Wednesday, July 20, 2005

What did God flood, and when did He flood it?

I'm afraid I have a particularly squishy position on the historicity of the Great Flood of Genesis 6-8. I'm basically okay with most every proposal, from retroactive interpretation of a particular bad flood in a single valley as God's judgment upon the evils of men all the way up to the full fifteen cubits over the tallest mountain and the waters prevailing upon the earth a hundred and fifty days.

I mean, I wasn't there, was I?

To understand -- or even, astonishing thought, pray -- the Scriptural story, though, we need to take it on its own terms, apart from speculation about the historical basis and textual evolution through which is may have passed.

The question is, what are its own terms?

Answering the question literally, and using the NAB, the terms include (leaving out the engineering and meteorological details):
"no desire that [man's] heart conceived was ever anything but evil"

God said of man, "I am sorry that I made them"
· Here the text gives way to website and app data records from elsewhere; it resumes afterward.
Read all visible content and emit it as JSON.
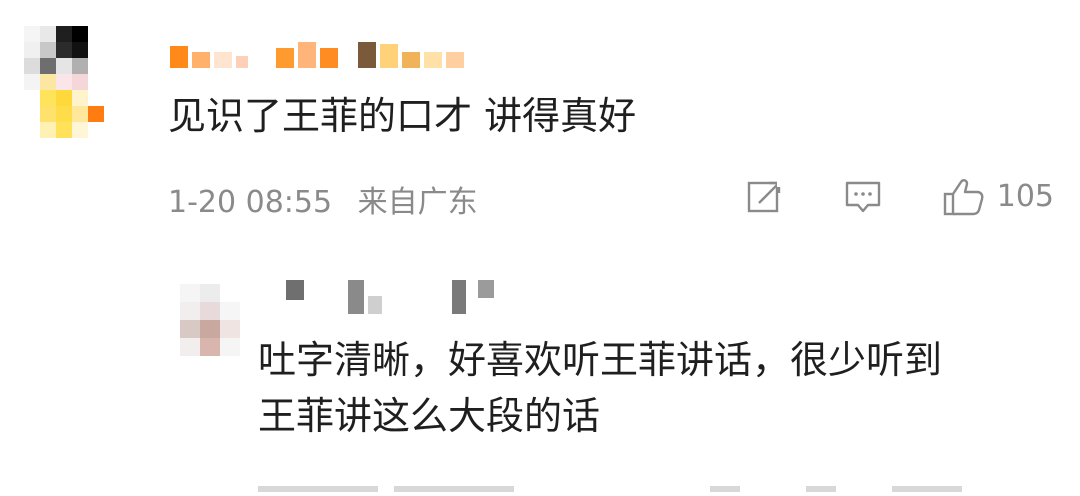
{
  "comment": {
    "text": "见识了王菲的口才 讲得真好",
    "timestamp": "1-20 08:55",
    "location": "来自广东",
    "like_count": "105",
    "icons": {
      "share": "share-icon",
      "comment": "comment-icon",
      "like": "thumbs-up-icon"
    },
    "colors": {
      "text": "#1f1f1f",
      "meta": "#8a8a8a"
    }
  },
  "reply": {
    "line1": "吐字清晰，好喜欢听王菲讲话，很少听到",
    "line2": "王菲讲这么大段的话"
  }
}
"But Noah found favor with the LORD... Noah, a good man and blameless in that age,
... walked with God...."

the flood would "destroy everywhere all creatures in which there is the breath of life"
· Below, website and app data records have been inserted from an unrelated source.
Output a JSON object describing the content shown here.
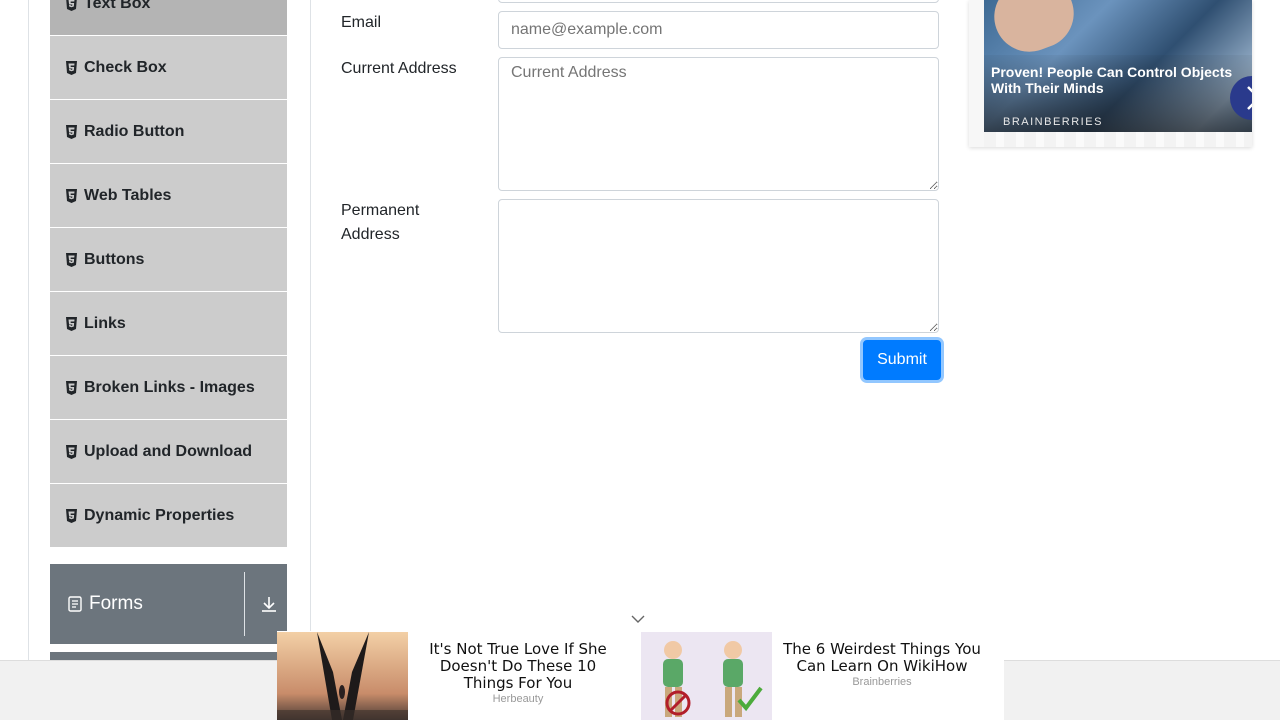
{
  "sidebar": {
    "items": [
      {
        "label": "Text Box",
        "active": true
      },
      {
        "label": "Check Box"
      },
      {
        "label": "Radio Button"
      },
      {
        "label": "Web Tables"
      },
      {
        "label": "Buttons"
      },
      {
        "label": "Links"
      },
      {
        "label": "Broken Links - Images"
      },
      {
        "label": "Upload and Download"
      },
      {
        "label": "Dynamic Properties"
      }
    ],
    "group": {
      "label": "Forms"
    }
  },
  "form": {
    "email": {
      "label": "Email",
      "placeholder": "name@example.com"
    },
    "current_address": {
      "label": "Current Address",
      "placeholder": "Current Address"
    },
    "permanent_address": {
      "label_line1": "Permanent",
      "label_line2": "Address"
    },
    "submit_label": "Submit"
  },
  "ad_right": {
    "title": "Proven! People Can Control Objects With Their Minds",
    "source": "BRAINBERRIES"
  },
  "bottom_ads": [
    {
      "title": "It's Not True Love If She Doesn't Do These 10 Things For You",
      "source": "Herbeauty"
    },
    {
      "title": "The 6 Weirdest Things You Can Learn On WikiHow",
      "source": "Brainberries"
    }
  ],
  "colors": {
    "accent": "#007bff",
    "menu_bg": "#cccccc",
    "group_bg": "#6c757d"
  }
}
Noah "carried out all the commands that God gave him"; he "alone in this age" was "found to be truly just"
And, perhaps most importantly, God's covenant with Noah:
God blessed Noah and his sons and said to them: "... Every creature that is alive shall be yours to eat; I give them all to you as I did the green plants...
"For your own lifeblood, too, I will demand an accounting: from every animal I will demand it, and from man in regard to his fellow man I will demand an accounting for human life. If anyone sheds the blood of man, by man shall his blood be shed; For in the image of God has man been made.
"Be fertile, then, and multiply; abound on earth and subdue it."
God said to Noah and to his sons with him: "See, I am now establishing my covenant with you and your descendants after you and with every living creature that was with you: all the birds, and the various tame and wild animals that were with you and came out of the ark. I will establish my covenant with you, that never again shall all bodily creatures be destroyed by the waters of a flood; there shall not be another flood to devastate the earth."
At a minimum, I suppose, the Christian ought to affirm as a matter of objective fact that all humans have a share in the covenant recorded in Genesis 9, a "blessing of fruitfulness despite man's sin."